The 1946 reference refers to when Sullivan, Nugent and other former local athletes began meeting every Friday at the Commercial Hotel at 231 I Street, near the Southern Pacific depot.
It should come as no surprise that the group has deep roots, considering that its earliest members were simply men who grew up in the capital city, played local sports and attended area high schools. As a result, many of the members were friends long before the establishment of the “gang.”
Gunst, who will turn 74 in July, said that when he joined the “gang” as its seventh member, he was the youngest member of the group.
Besides Gunst, Rico is the organization’s only other original founding member.
Rico, 89, said that he has fond memories of the early years of the Over the Hill Gang.
“I was one of the original guys,” Rico said. “We really had a good group when we started off. Gene Sullivan was one of the original guys and we used to meet at his house all the time. He was a nice guy. He went to St. Mary’s College and he went to Christian Brothers (High School). Most of the guys (at the time) were Catholic and Christian Brothers guys.”
A place to share
LET’S TALK BASEBALL. Former Major League Baseball player Ricky Jordan speaks at the Dante Club. Sitting alongside Jordan is the organization’s emcee and co-chair Dick Pierucci. / Valley Community Newspapers photo, Lance Armstrong
For Rico, who was a successful local baseball player in the Sacramento area for three decades, the group presents an inviting environment for him to share and listen to baseball stories.
Rico’s most notable accomplishment in baseball was managing and playing for the Carmichael Firemen baseball team, which won the first Canadian-American “World’s Series” for Non-Professional Baseball in 1946.
Harry Donlop is another member of the group who has plenty of baseball memories to share with the “gang.”
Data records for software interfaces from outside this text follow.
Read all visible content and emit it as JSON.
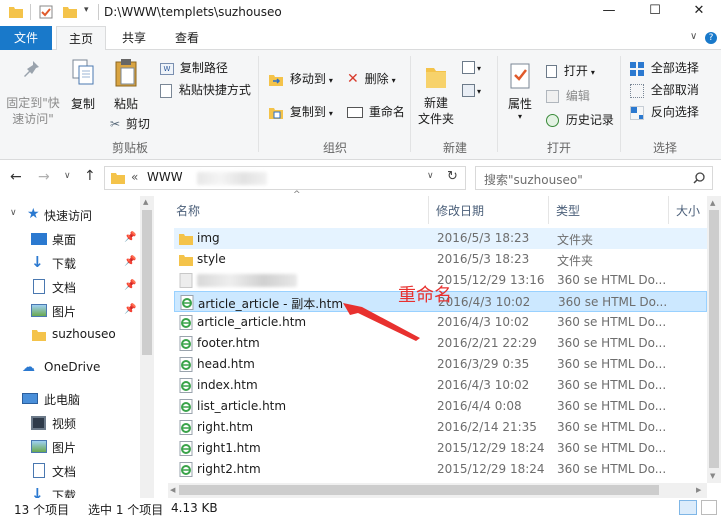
{
  "window": {
    "title": "D:\\WWW\\templets\\suzhouseo",
    "controls": {
      "minimize": "—",
      "maximize": "☐",
      "close": "✕"
    }
  },
  "tabs": {
    "file": "文件",
    "home": "主页",
    "share": "共享",
    "view": "查看"
  },
  "ribbon": {
    "clipboard": {
      "group_label": "剪贴板",
      "pin_line1": "固定到\"快",
      "pin_line2": "速访问\"",
      "copy": "复制",
      "paste": "粘贴",
      "copy_path": "复制路径",
      "paste_shortcut": "粘贴快捷方式",
      "cut": "剪切"
    },
    "organize": {
      "group_label": "组织",
      "move_to": "移动到",
      "copy_to": "复制到",
      "delete": "删除",
      "rename": "重命名"
    },
    "new": {
      "group_label": "新建",
      "new_folder_line1": "新建",
      "new_folder_line2": "文件夹"
    },
    "open": {
      "group_label": "打开",
      "properties": "属性",
      "open": "打开",
      "edit": "编辑",
      "history": "历史记录"
    },
    "select": {
      "group_label": "选择",
      "select_all": "全部选择",
      "select_none": "全部取消",
      "invert": "反向选择"
    }
  },
  "address": {
    "chevron": "«",
    "path": "WWW",
    "search_placeholder": "搜索\"suzhouseo\""
  },
  "nav": {
    "items": [
      {
        "label": "快速访问",
        "icon": "star-icon"
      },
      {
        "label": "桌面",
        "icon": "desktop-icon"
      },
      {
        "label": "下载",
        "icon": "download-icon"
      },
      {
        "label": "文档",
        "icon": "document-icon"
      },
      {
        "label": "图片",
        "icon": "picture-icon"
      },
      {
        "label": "suzhouseo",
        "icon": "folder-icon"
      },
      {
        "label": "OneDrive",
        "icon": "cloud-icon"
      },
      {
        "label": "此电脑",
        "icon": "computer-icon"
      },
      {
        "label": "视频",
        "icon": "video-icon"
      },
      {
        "label": "图片",
        "icon": "picture-icon"
      },
      {
        "label": "文档",
        "icon": "document-icon"
      },
      {
        "label": "下载",
        "icon": "download-icon"
      }
    ]
  },
  "columns": {
    "name": "名称",
    "date": "修改日期",
    "type": "类型",
    "size": "大小"
  },
  "files": [
    {
      "name": "img",
      "date": "2016/5/3 18:23",
      "type": "文件夹",
      "kind": "folder"
    },
    {
      "name": "style",
      "date": "2016/5/3 18:23",
      "type": "文件夹",
      "kind": "folder"
    },
    {
      "name": "",
      "date": "2015/12/29 13:16",
      "type": "360 se HTML Do...",
      "kind": "blurred"
    },
    {
      "name": "article_article - 副本.htm",
      "date": "2016/4/3 10:02",
      "type": "360 se HTML Do...",
      "kind": "html"
    },
    {
      "name": "article_article.htm",
      "date": "2016/4/3 10:02",
      "type": "360 se HTML Do...",
      "kind": "html"
    },
    {
      "name": "footer.htm",
      "date": "2016/2/21 22:29",
      "type": "360 se HTML Do...",
      "kind": "html"
    },
    {
      "name": "head.htm",
      "date": "2016/3/29 0:35",
      "type": "360 se HTML Do...",
      "kind": "html"
    },
    {
      "name": "index.htm",
      "date": "2016/4/3 10:02",
      "type": "360 se HTML Do...",
      "kind": "html"
    },
    {
      "name": "list_article.htm",
      "date": "2016/4/4 0:08",
      "type": "360 se HTML Do...",
      "kind": "html"
    },
    {
      "name": "right.htm",
      "date": "2016/2/14 21:35",
      "type": "360 se HTML Do...",
      "kind": "html"
    },
    {
      "name": "right1.htm",
      "date": "2015/12/29 18:24",
      "type": "360 se HTML Do...",
      "kind": "html"
    },
    {
      "name": "right2.htm",
      "date": "2015/12/29 18:24",
      "type": "360 se HTML Do...",
      "kind": "html"
    }
  ],
  "annotation": {
    "text": "重命名",
    "color": "#e8312f"
  },
  "status": {
    "count": "13 个项目",
    "selected": "选中 1 个项目",
    "size": "4.13 KB"
  },
  "colors": {
    "accent": "#1979ca",
    "selection": "#cce8ff",
    "hover": "#e5f3ff",
    "folder": "#f4c34a",
    "html_icon": "#3aa34a"
  }
}
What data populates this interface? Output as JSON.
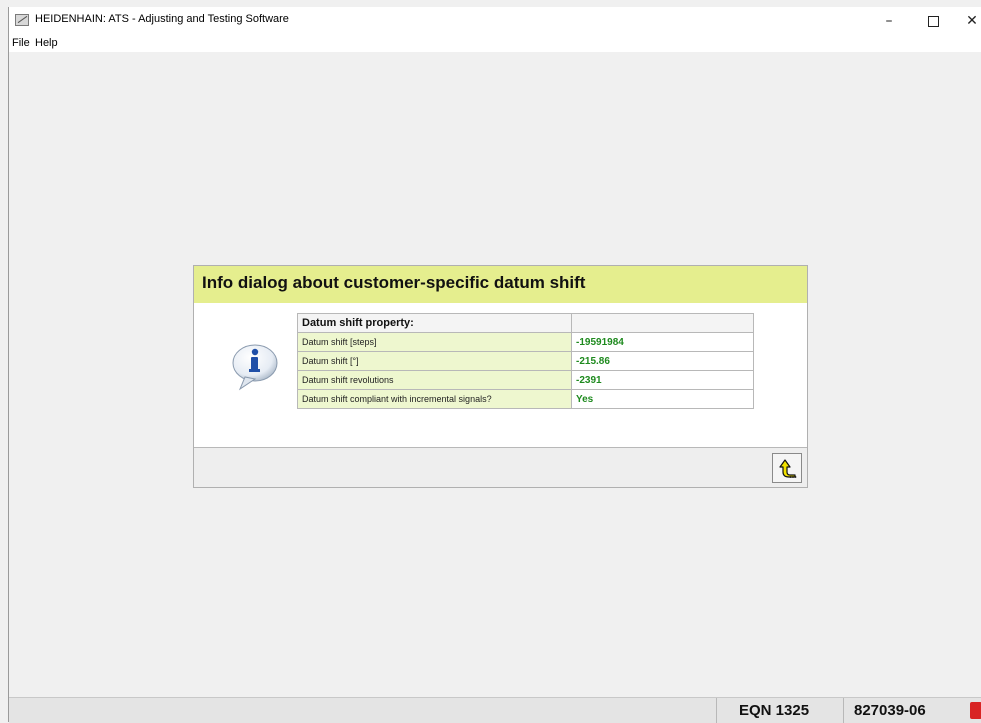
{
  "window": {
    "title": "HEIDENHAIN: ATS - Adjusting and Testing Software",
    "controls": {
      "minimize": "–",
      "close": "✕"
    }
  },
  "menu": {
    "file": "File",
    "help": "Help"
  },
  "dialog": {
    "title": "Info dialog about customer-specific datum shift",
    "table": {
      "header": {
        "property": "Datum shift property:",
        "value": ""
      },
      "rows": [
        {
          "label": "Datum shift [steps]",
          "value": "-19591984"
        },
        {
          "label": "Datum shift [°]",
          "value": "-215.86"
        },
        {
          "label": "Datum shift revolutions",
          "value": "-2391"
        },
        {
          "label": "Datum shift compliant with incremental signals?",
          "value": "Yes"
        }
      ]
    },
    "icons": {
      "info": "info-speech-bubble-icon",
      "back": "return-arrow-icon"
    }
  },
  "status": {
    "device": "EQN 1325",
    "id": "827039-06",
    "indicator_color": "#d82424"
  },
  "colors": {
    "header_bg": "#e5ee8e",
    "label_bg": "#eef7cf",
    "value_text": "#1e8a1e"
  }
}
Altogether, he spent 50 years in the game as a player and coach. This experience included working as a Major League Baseball coach.
Dunlop said that among the many highlights of his career was catching three no-hitters in 14 days in the Appalachian League in 1952.
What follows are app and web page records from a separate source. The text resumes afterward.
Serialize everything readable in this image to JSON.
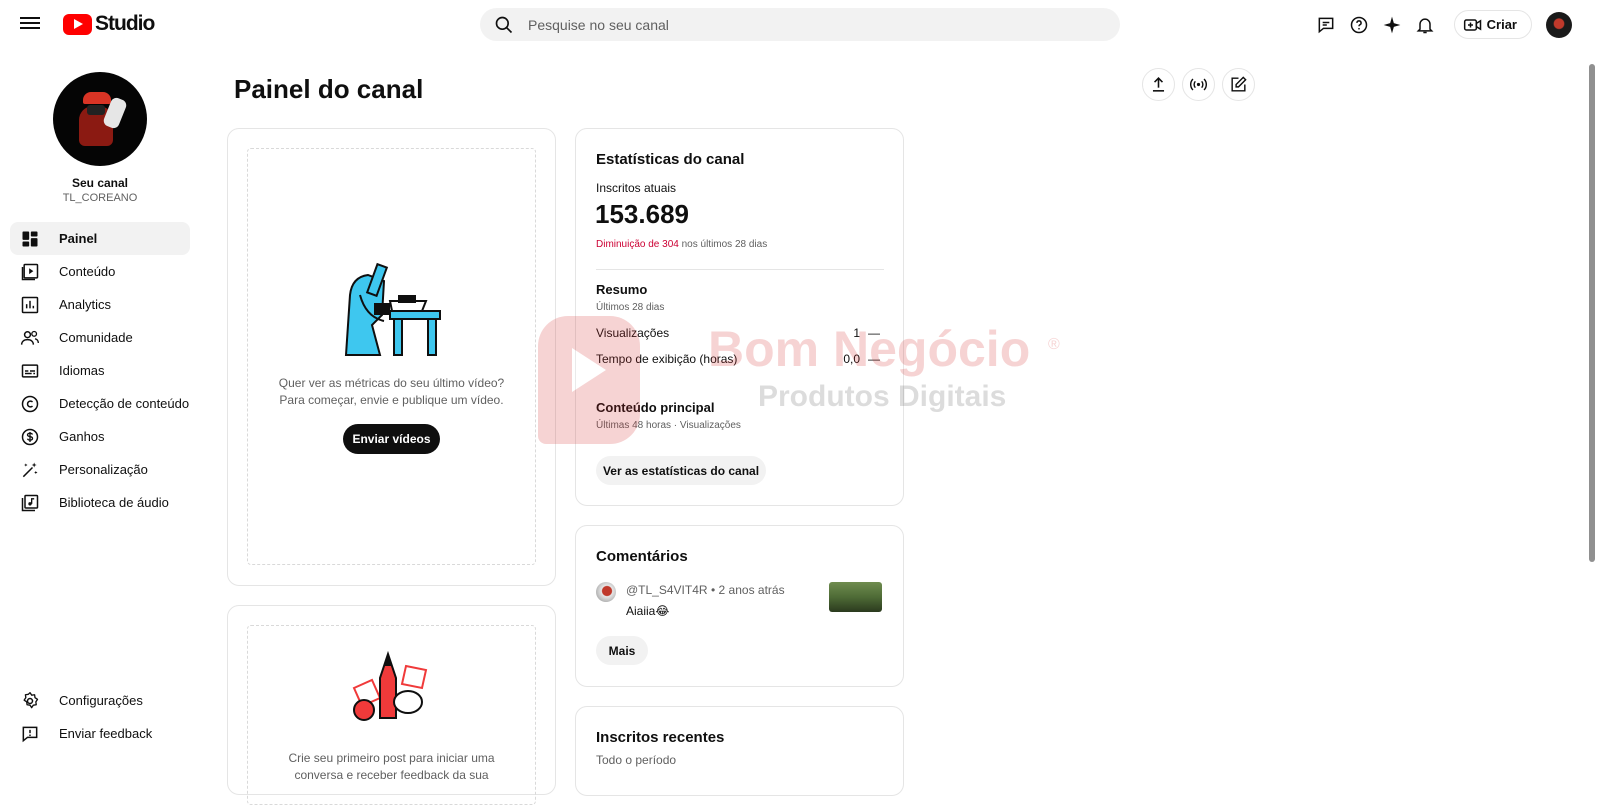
{
  "app": {
    "logo_text": "Studio",
    "brand_color": "#ff0000"
  },
  "search": {
    "placeholder": "Pesquise no seu canal"
  },
  "topbar": {
    "create_label": "Criar",
    "icons": [
      "subtitles-icon",
      "help-icon",
      "sparkle-icon",
      "bell-icon",
      "create-video-icon"
    ]
  },
  "channel": {
    "label": "Seu canal",
    "handle": "TL_COREANO"
  },
  "sidebar": {
    "items": [
      {
        "label": "Painel",
        "icon": "dashboard-icon",
        "active": true
      },
      {
        "label": "Conteúdo",
        "icon": "content-icon"
      },
      {
        "label": "Analytics",
        "icon": "analytics-icon"
      },
      {
        "label": "Comunidade",
        "icon": "community-icon"
      },
      {
        "label": "Idiomas",
        "icon": "subtitles-icon"
      },
      {
        "label": "Detecção de conteúdo",
        "icon": "copyright-icon"
      },
      {
        "label": "Ganhos",
        "icon": "dollar-icon"
      },
      {
        "label": "Personalização",
        "icon": "magic-wand-icon"
      },
      {
        "label": "Biblioteca de áudio",
        "icon": "audio-library-icon"
      }
    ],
    "bottom": [
      {
        "label": "Configurações",
        "icon": "gear-icon"
      },
      {
        "label": "Enviar feedback",
        "icon": "feedback-icon"
      }
    ]
  },
  "main": {
    "title": "Painel do canal",
    "upload_card": {
      "text_line1": "Quer ver as métricas do seu último vídeo?",
      "text_line2": "Para começar, envie e publique um vídeo.",
      "button": "Enviar vídeos"
    },
    "post_card": {
      "text_line1": "Crie seu primeiro post para iniciar uma",
      "text_line2": "conversa e receber feedback da sua"
    },
    "stats": {
      "title": "Estatísticas do canal",
      "subs_label": "Inscritos atuais",
      "subs_value": "153.689",
      "change_highlight": "Diminuição de 304",
      "change_rest": " nos últimos 28 dias",
      "summary_title": "Resumo",
      "summary_period": "Últimos 28 dias",
      "rows": [
        {
          "label": "Visualizações",
          "value": "1",
          "trend": "—"
        },
        {
          "label": "Tempo de exibição (horas)",
          "value": "0,0",
          "trend": "—"
        }
      ],
      "top_content_title": "Conteúdo principal",
      "top_content_period": "Últimas 48 horas · Visualizações",
      "button": "Ver as estatísticas do canal",
      "decrease_color": "#cc0033"
    },
    "comments": {
      "title": "Comentários",
      "author": "@TL_S4VIT4R",
      "time": "• 2 anos atrás",
      "text": "Aiaiia😂",
      "button": "Mais"
    },
    "recent_subs": {
      "title": "Inscritos recentes",
      "period": "Todo o período"
    }
  },
  "watermark": {
    "line1": "Bom Negócio",
    "line2": "Produtos Digitais",
    "mark": "®"
  }
}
When asked about the group, Donlop showed off his sense of humor, saying, “Whenever I’ve been around, I’ve always gone to the Over the Hill Gang. We meet down at the Dante Club and we tell each other a bunch of lies.”
Like Donlop, during part of his membership in the “gang,” King was not always able to attend meetings of the group on a regular basis due to his baseball commitments.
King played semi-pro baseball and is a former Major League Baseball scout, who signed many notable players, including Steve Sax and Bob Oliver.
As a service club, the Over the Hill Gang originally raised funds and made donations to the Stanford Home for Children.
The group has also donated to the Shriners’ Burn Center, the Sacramento Food Bank and St. Patrick’s Home for Children.
The Over the Hill Gang encourages any man with an interest in sports and socializing to visit with the group on any third Thursday at the Dante Club.
The Thursday luncheons feature different guest speakers. Speakers of the past have included former Major League Baseball players Don Larson, Dusty Baker, Greg Vaughn and Ricky Jordan, former National Football League players Danny Bunz and Skip Vanderbundt, and professional referees and umpires.
Arrangements for speaking engagements are generally made by Jim Jorgensen.
BASEBALL BROS. Sitting left to right, Ricky Jordan, Sam Kanelos, Gus Stathos and Guy Anderson enjoy a moment together at a past Over the Hill Gang gathering. / Valley Community Newspapers photo, Lance Armstrong
The group also holds annual picnics, which have been hosted at the trap shoot at Haggin Oaks Golf Complex, St. Joseph Church in Clarksburg and at the Dante Club.
For additional information regarding the Over the Hill Gang, call (916) 419-4406.